Even though I was starving, I wanted to make it down to the river for dinner so I could at least be cheered up by some nice views. We found a restaurant with a patio by the Ribeira area, along a row of old, colorful houses lining the river.
The restaurant was charming, decorated with antique items like old-school phones and sewing machines. It had a great view of the river, the Port wine cellars across the water and the impressive steel Dom Luis Bridge crossing the river.

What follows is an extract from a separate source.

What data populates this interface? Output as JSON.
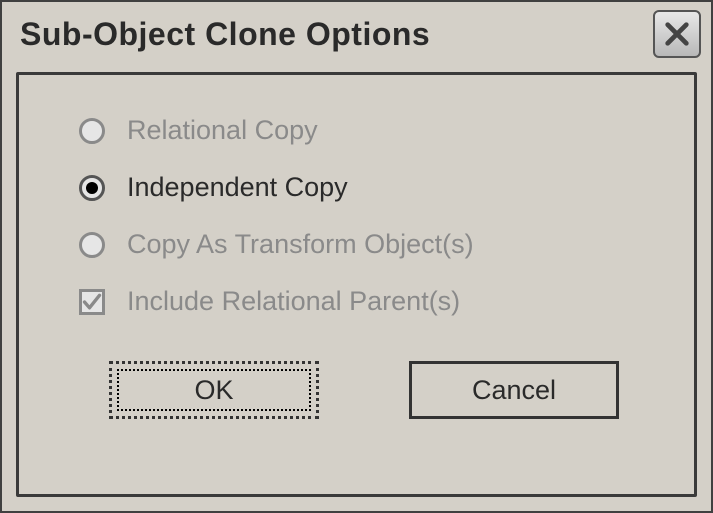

I think we ordered half the menu. We started with a liter of red wine, then on to appetizers. We ordered the Franceshina, which was described as bread with cheese, ham, meat, etc. We thought it would be a platter of food, but apparently it’s a traditional Porto dish which consists of a piece of bread with ham, steak and cheese piled on it. All of this is swimming in a gravy made of beer and other ingredients. Oh – and there’s a fried egg on top! Yummy.
Frances also ordered an octopus appetizer, which I actually tried. It wasn’t bad – the octopus didn’t have a strong taste, other than the vinegar it was soaked in, and the texture was probably less out there than calamari.
For dinner, I ordered a traditional bacalao (cod) dish, with potatoes and veggies. Unfortunately, it tasted way too fishy for me! At least we had a super authentic first meal in Porto, surrounded by beautiful scenery!